Black+Decker MTE912 12-Inch Electric 3-in-1 Trimmer/Edger and Mower ($138; amazon.ca)
“Finally, I definitely recommend keeping things tidy outdoors,” says Wheeler. “Mow the grass often and short, keep outdoor wood piles and clutter away from your home, and keep plants trimmed and a couple feet away from your home’s foundation.”
Crowded groundcover is exactly what mice use to move about and stay protected from predators, so ensuring you’re regularly mowing, trimming and organizing your yard will mean fewer pests overall.
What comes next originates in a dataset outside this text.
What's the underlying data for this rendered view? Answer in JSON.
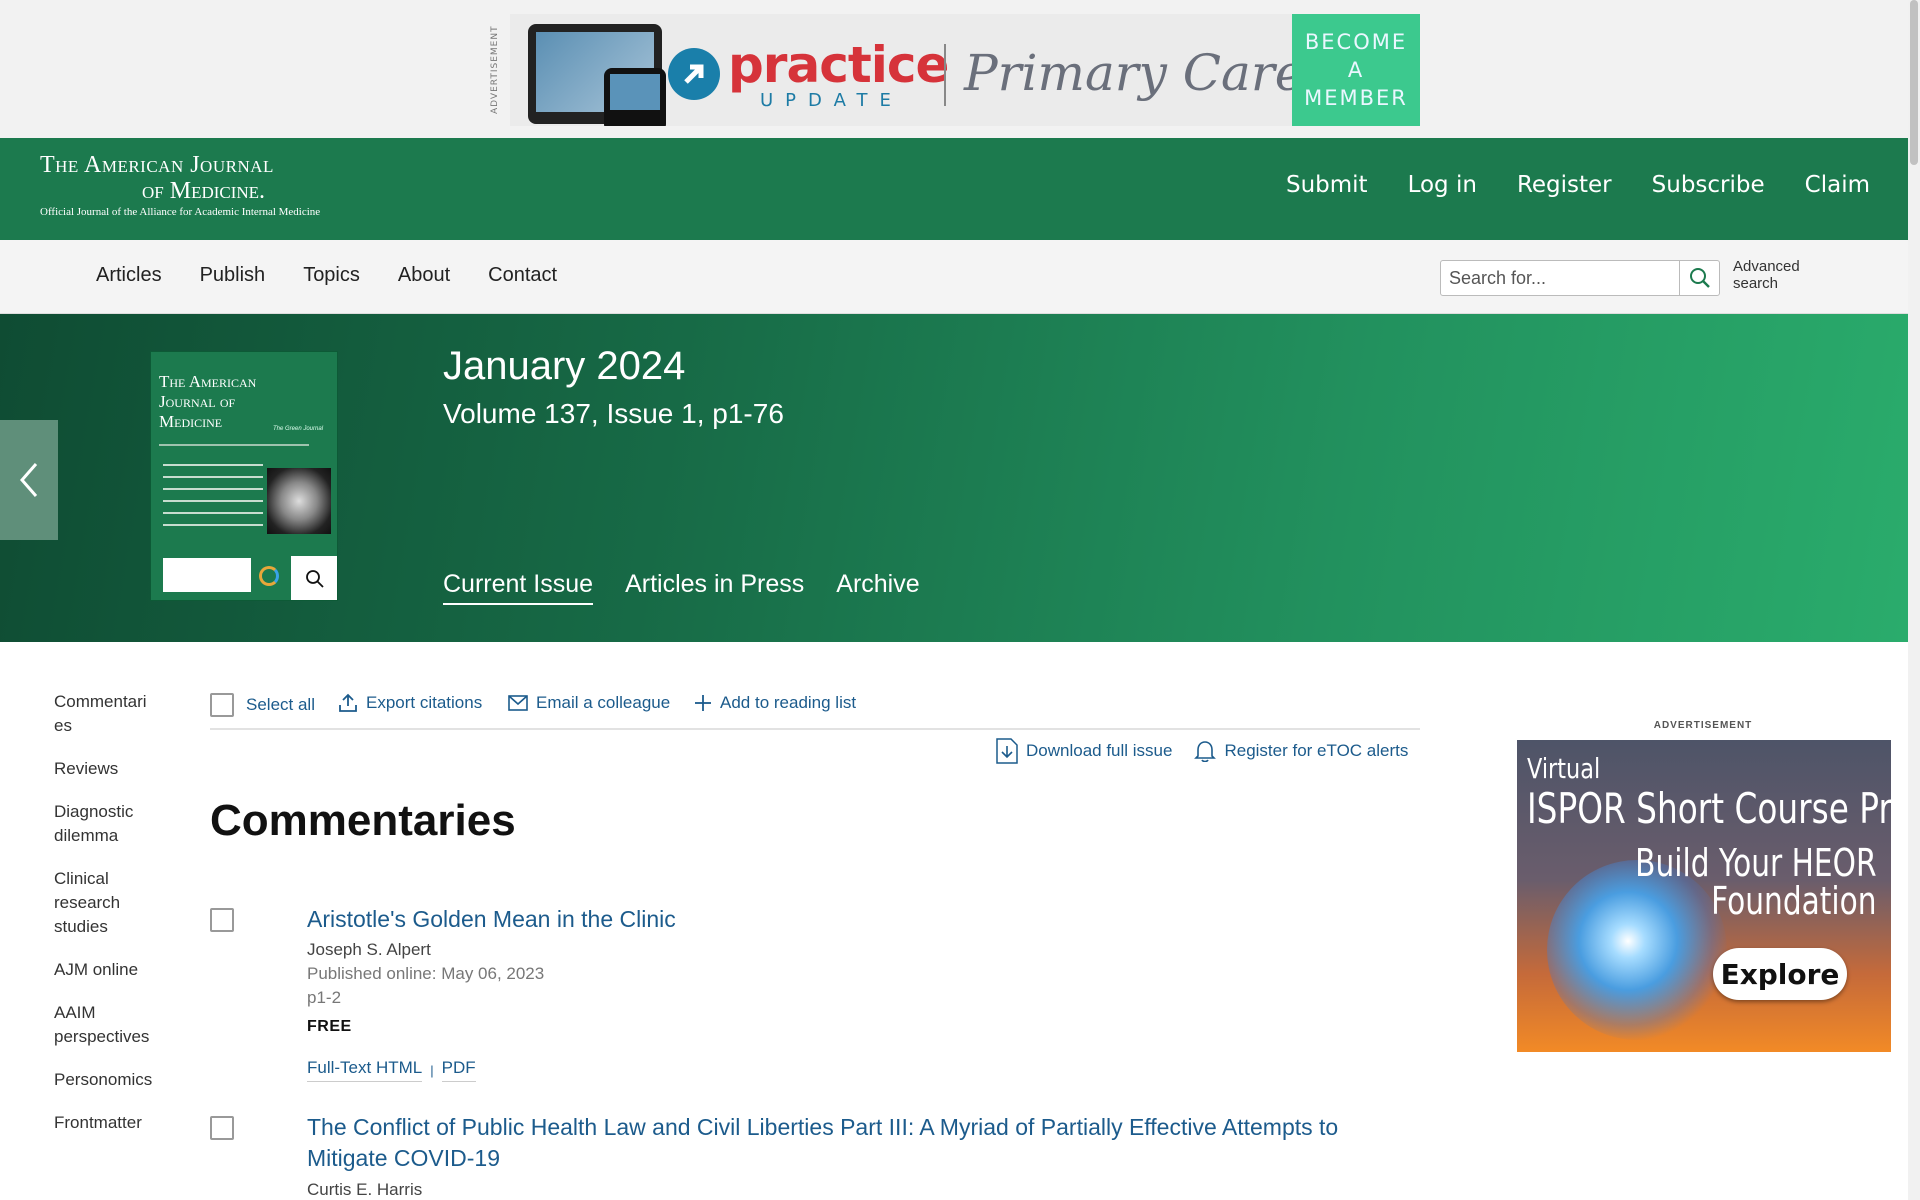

In spite of all these efforts, sometimes a tick will still find its way onto your skin. If you find a tick on you that is not attached, pull it off and discard it. But, according to Johnson, if you find an attached tick, take extra care to pull it off with the head intact — a quick pull straight out is best.
“Make sure to note the type of tick (if you can identify them) and the location,” explains Johnson. “If a bullseye rash develops near your bite area, and it was a deer tick, consider heading to a doctor for early Lyme prevention treatment.”
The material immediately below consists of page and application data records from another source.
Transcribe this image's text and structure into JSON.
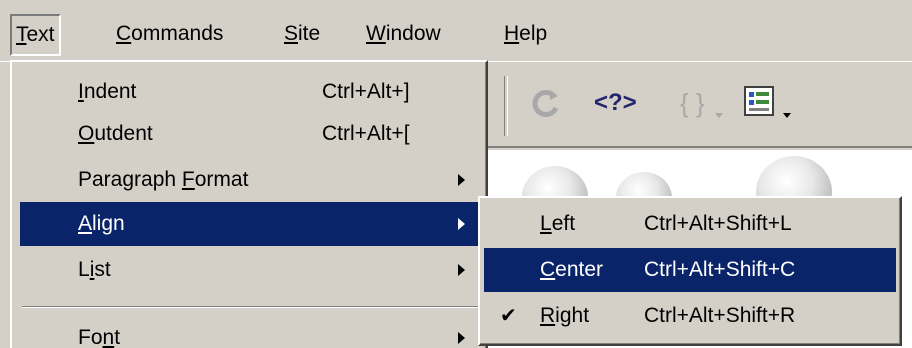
{
  "menubar": {
    "items": [
      {
        "mnemonic": "T",
        "rest": "ext"
      },
      {
        "mnemonic": "C",
        "rest": "ommands"
      },
      {
        "mnemonic": "S",
        "rest": "ite"
      },
      {
        "mnemonic": "W",
        "rest": "indow"
      },
      {
        "mnemonic": "H",
        "rest": "elp"
      }
    ]
  },
  "text_menu": {
    "items": [
      {
        "pre": "",
        "mnemonic": "I",
        "post": "ndent",
        "shortcut": "Ctrl+Alt+]"
      },
      {
        "pre": "",
        "mnemonic": "O",
        "post": "utdent",
        "shortcut": "Ctrl+Alt+["
      },
      {
        "pre": "Paragraph ",
        "mnemonic": "F",
        "post": "ormat",
        "shortcut": ""
      },
      {
        "pre": "",
        "mnemonic": "A",
        "post": "lign",
        "shortcut": ""
      },
      {
        "pre": "L",
        "mnemonic": "i",
        "post": "st",
        "shortcut": ""
      },
      {
        "pre": "Fo",
        "mnemonic": "n",
        "post": "t",
        "shortcut": ""
      }
    ]
  },
  "align_submenu": {
    "items": [
      {
        "mnemonic": "L",
        "rest": "eft",
        "shortcut": "Ctrl+Alt+Shift+L",
        "checked": false
      },
      {
        "mnemonic": "C",
        "rest": "enter",
        "shortcut": "Ctrl+Alt+Shift+C",
        "checked": false
      },
      {
        "mnemonic": "R",
        "rest": "ight",
        "shortcut": "Ctrl+Alt+Shift+R",
        "checked": true
      }
    ],
    "check_glyph": "✔"
  },
  "toolbar": {
    "icons": [
      "refresh-icon",
      "code-tag-icon",
      "braces-icon",
      "page-properties-icon"
    ],
    "code_tag_text": "<?>",
    "braces_text": "{ }"
  },
  "colors": {
    "face": "#d4d0c8",
    "highlight": "#0a246a",
    "highlight_text": "#ffffff"
  }
}
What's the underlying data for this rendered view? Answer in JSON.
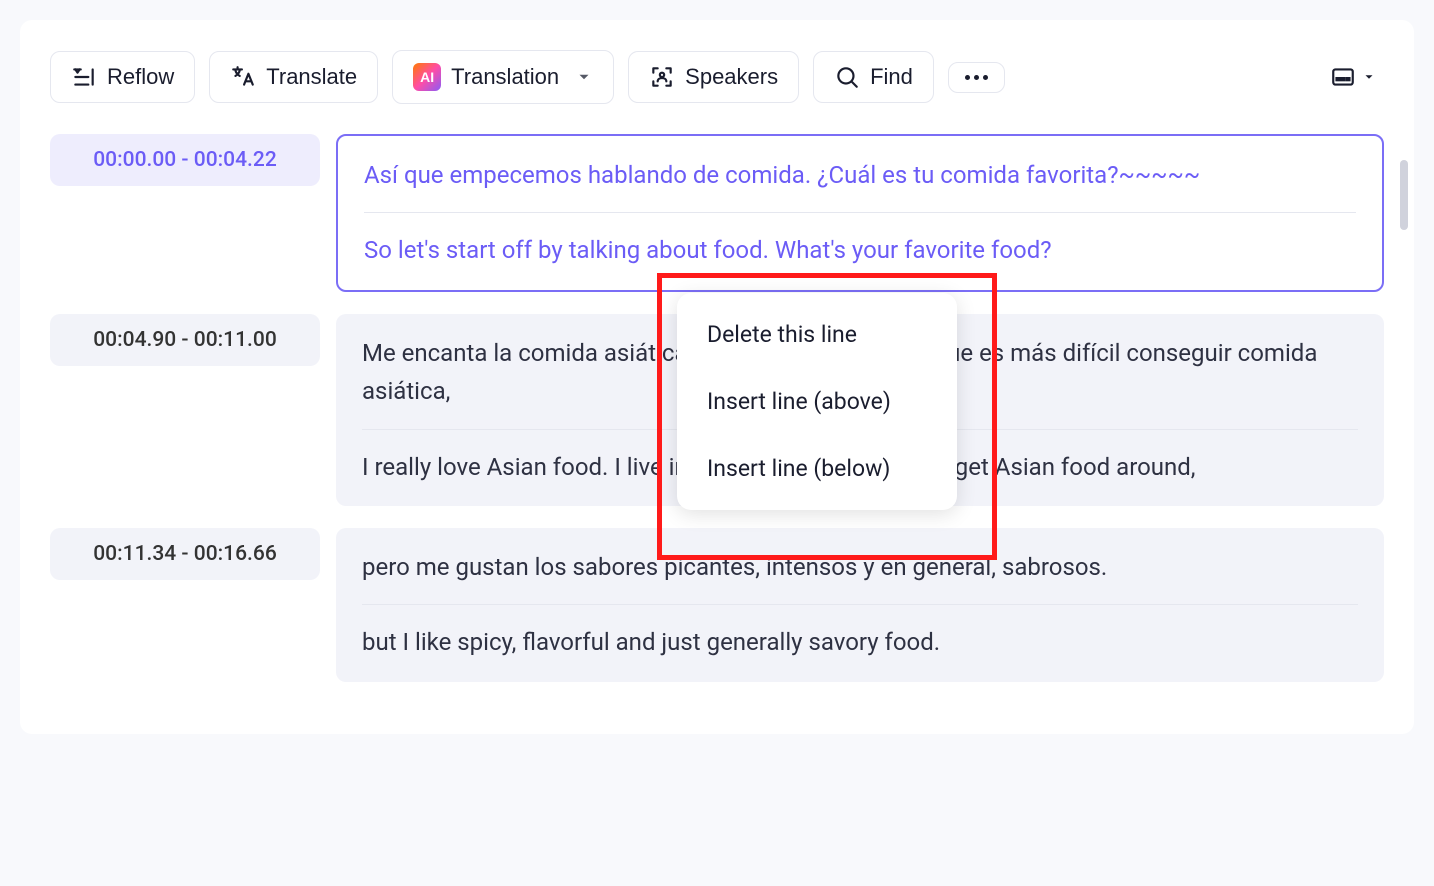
{
  "toolbar": {
    "reflow_label": "Reflow",
    "translate_label": "Translate",
    "translation_label": "Translation",
    "speakers_label": "Speakers",
    "find_label": "Find"
  },
  "segments": [
    {
      "timestamp": "00:00.00 - 00:04.22",
      "source": "Así que empecemos hablando de comida. ¿Cuál es tu comida favorita?~~~~~",
      "translation": "So let's start off by talking about food. What's your favorite food?",
      "active": true
    },
    {
      "timestamp": "00:04.90  -  00:11.00",
      "source": "Me encanta la comida asiática. Vivo en Inglaterra, así que es más difícil conseguir comida asiática,",
      "translation": "I really love Asian food. I live in England so it's harder to get Asian food around,",
      "active": false
    },
    {
      "timestamp": "00:11.34  -  00:16.66",
      "source": "pero me gustan los sabores picantes, intensos y en general, sabrosos.",
      "translation": "but I like spicy, flavorful and just generally savory food.",
      "active": false
    }
  ],
  "context_menu": {
    "items": [
      "Delete this line",
      "Insert line (above)",
      "Insert line (below)"
    ]
  }
}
Vaseline Healing Jelly ($5.19; amazon.ca)
“I grew up in Africa where getting tick bite fever was a real issue,” explains Wendy Gardner, founder and alchemist at Glow Skincare. “You should not try pulling them out when you see them as they leave their jaws/head embedded — instead smear some Vaseline over the tick, and then it releases its hold to be able to breathe. Then you can remove it. Otherwise you stand to get an infection from the head.”
Tweezerman Point Tweezer ($29; amazon.ca)
If the tick has bitten and latched on, you’re going to need tweezers to remove it with a pair of fine tweezers. “Using your tweezers, grab the tick as closely to your skin as possible,” says Mike Nicosia, founder of Conquerwild. ” Aim for its mouth parts, not its body. Once you’ve got a firm hold on it, pull backward with some force. Don’t twist or bend it.”
Isopropyl Alcohol 99.999% 1 Litre ($10.49; amazon.ca)
Once you’ve removed the tick, Nicosia says you may want to place it in a sealed bag with rubbing alcohol — which should kill it — before discarding it.
Tick Remover Tool Kit For Humans And Pets ($12.95; amazon.ca)
If you already have a first aid tucked into the backseat of your car or under the kitchen sink at the cottage, consider adding a simple tick removal tool kit to your arsenal. You never know when it’ll come in handy, and removing the tick ASAP is your best defense against potential disease.